__What to work on__.
Set the data down again, word for word, as it appears below.

__Provided data__.
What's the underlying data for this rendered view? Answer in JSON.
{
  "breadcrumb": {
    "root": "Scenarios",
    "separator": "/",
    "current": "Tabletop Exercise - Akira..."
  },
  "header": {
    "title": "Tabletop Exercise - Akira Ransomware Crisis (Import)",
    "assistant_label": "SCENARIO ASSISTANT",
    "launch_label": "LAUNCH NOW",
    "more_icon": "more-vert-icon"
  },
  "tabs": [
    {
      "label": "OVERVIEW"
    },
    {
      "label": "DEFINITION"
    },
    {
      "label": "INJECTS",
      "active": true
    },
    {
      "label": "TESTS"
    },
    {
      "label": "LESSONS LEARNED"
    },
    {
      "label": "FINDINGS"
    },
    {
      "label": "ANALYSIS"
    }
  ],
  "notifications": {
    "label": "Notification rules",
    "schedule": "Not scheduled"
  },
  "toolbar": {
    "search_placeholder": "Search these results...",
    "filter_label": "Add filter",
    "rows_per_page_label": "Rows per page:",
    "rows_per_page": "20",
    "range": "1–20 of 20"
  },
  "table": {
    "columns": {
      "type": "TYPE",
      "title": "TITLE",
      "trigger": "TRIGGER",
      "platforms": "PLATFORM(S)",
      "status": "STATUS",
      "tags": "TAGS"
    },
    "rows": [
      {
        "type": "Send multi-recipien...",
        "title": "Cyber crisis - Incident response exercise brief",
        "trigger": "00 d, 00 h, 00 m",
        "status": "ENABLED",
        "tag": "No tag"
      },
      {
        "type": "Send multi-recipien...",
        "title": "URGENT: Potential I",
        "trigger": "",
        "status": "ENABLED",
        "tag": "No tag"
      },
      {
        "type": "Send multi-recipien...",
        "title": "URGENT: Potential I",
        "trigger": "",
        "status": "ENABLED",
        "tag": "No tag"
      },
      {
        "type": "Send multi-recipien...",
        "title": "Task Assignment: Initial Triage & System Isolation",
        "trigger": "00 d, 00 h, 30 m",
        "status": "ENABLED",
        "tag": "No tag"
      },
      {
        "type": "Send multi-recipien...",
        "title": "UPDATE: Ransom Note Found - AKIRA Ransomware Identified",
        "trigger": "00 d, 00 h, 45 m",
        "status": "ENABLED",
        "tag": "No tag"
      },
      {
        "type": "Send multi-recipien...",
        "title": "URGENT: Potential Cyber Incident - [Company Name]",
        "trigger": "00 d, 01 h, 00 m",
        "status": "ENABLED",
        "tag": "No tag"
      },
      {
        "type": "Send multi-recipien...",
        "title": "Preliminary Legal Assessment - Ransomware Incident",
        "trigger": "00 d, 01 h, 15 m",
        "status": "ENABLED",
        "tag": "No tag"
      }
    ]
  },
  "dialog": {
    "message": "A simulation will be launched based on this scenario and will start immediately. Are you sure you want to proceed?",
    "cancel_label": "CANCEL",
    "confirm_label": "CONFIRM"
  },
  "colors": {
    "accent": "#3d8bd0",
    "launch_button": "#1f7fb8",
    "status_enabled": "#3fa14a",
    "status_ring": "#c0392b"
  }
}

__Output for this task__.
What's the underlying data for this rendered view? Answer in JSON.
{
  "breadcrumb": {
    "root": "Scenarios",
    "separator": "/",
    "current": "Tabletop Exercise - Akira..."
  },
  "header": {
    "title": "Tabletop Exercise - Akira Ransomware Crisis (Import)",
    "assistant_label": "SCENARIO ASSISTANT",
    "launch_label": "LAUNCH NOW",
    "more_icon": "more-vert-icon"
  },
  "tabs": [
    {
      "label": "OVERVIEW"
    },
    {
      "label": "DEFINITION"
    },
    {
      "label": "INJECTS",
      "active": true
    },
    {
      "label": "TESTS"
    },
    {
      "label": "LESSONS LEARNED"
    },
    {
      "label": "FINDINGS"
    },
    {
      "label": "ANALYSIS"
    }
  ],
  "notifications": {
    "label": "Notification rules",
    "schedule": "Not scheduled"
  },
  "toolbar": {
    "search_placeholder": "Search these results...",
    "filter_label": "Add filter",
    "rows_per_page_label": "Rows per page:",
    "rows_per_page": "20",
    "range": "1–20 of 20"
  },
  "table": {
    "columns": {
      "type": "TYPE",
      "title": "TITLE",
      "trigger": "TRIGGER",
      "platforms": "PLATFORM(S)",
      "status": "STATUS",
      "tags": "TAGS"
    },
    "rows": [
      {
        "type": "Send multi-recipien...",
        "title": "Cyber crisis - Incident response exercise brief",
        "trigger": "00 d, 00 h, 00 m",
        "status": "ENABLED",
        "tag": "No tag"
      },
      {
        "type": "Send multi-recipien...",
        "title": "URGENT: Potential I",
        "trigger": "",
        "status": "ENABLED",
        "tag": "No tag"
      },
      {
        "type": "Send multi-recipien...",
        "title": "URGENT: Potential I",
        "trigger": "",
        "status": "ENABLED",
        "tag": "No tag"
      },
      {
        "type": "Send multi-recipien...",
        "title": "Task Assignment: Initial Triage & System Isolation",
        "trigger": "00 d, 00 h, 30 m",
        "status": "ENABLED",
        "tag": "No tag"
      },
      {
        "type": "Send multi-recipien...",
        "title": "UPDATE: Ransom Note Found - AKIRA Ransomware Identified",
        "trigger": "00 d, 00 h, 45 m",
        "status": "ENABLED",
        "tag": "No tag"
      },
      {
        "type": "Send multi-recipien...",
        "title": "URGENT: Potential Cyber Incident - [Company Name]",
        "trigger": "00 d, 01 h, 00 m",
        "status": "ENABLED",
        "tag": "No tag"
      },
      {
        "type": "Send multi-recipien...",
        "title": "Preliminary Legal Assessment - Ransomware Incident",
        "trigger": "00 d, 01 h, 15 m",
        "status": "ENABLED",
        "tag": "No tag"
      }
    ]
  },
  "dialog": {
    "message": "A simulation will be launched based on this scenario and will start immediately. Are you sure you want to proceed?",
    "cancel_label": "CANCEL",
    "confirm_label": "CONFIRM"
  },
  "colors": {
    "accent": "#3d8bd0",
    "launch_button": "#1f7fb8",
    "status_enabled": "#3fa14a",
    "status_ring": "#c0392b"
  }
}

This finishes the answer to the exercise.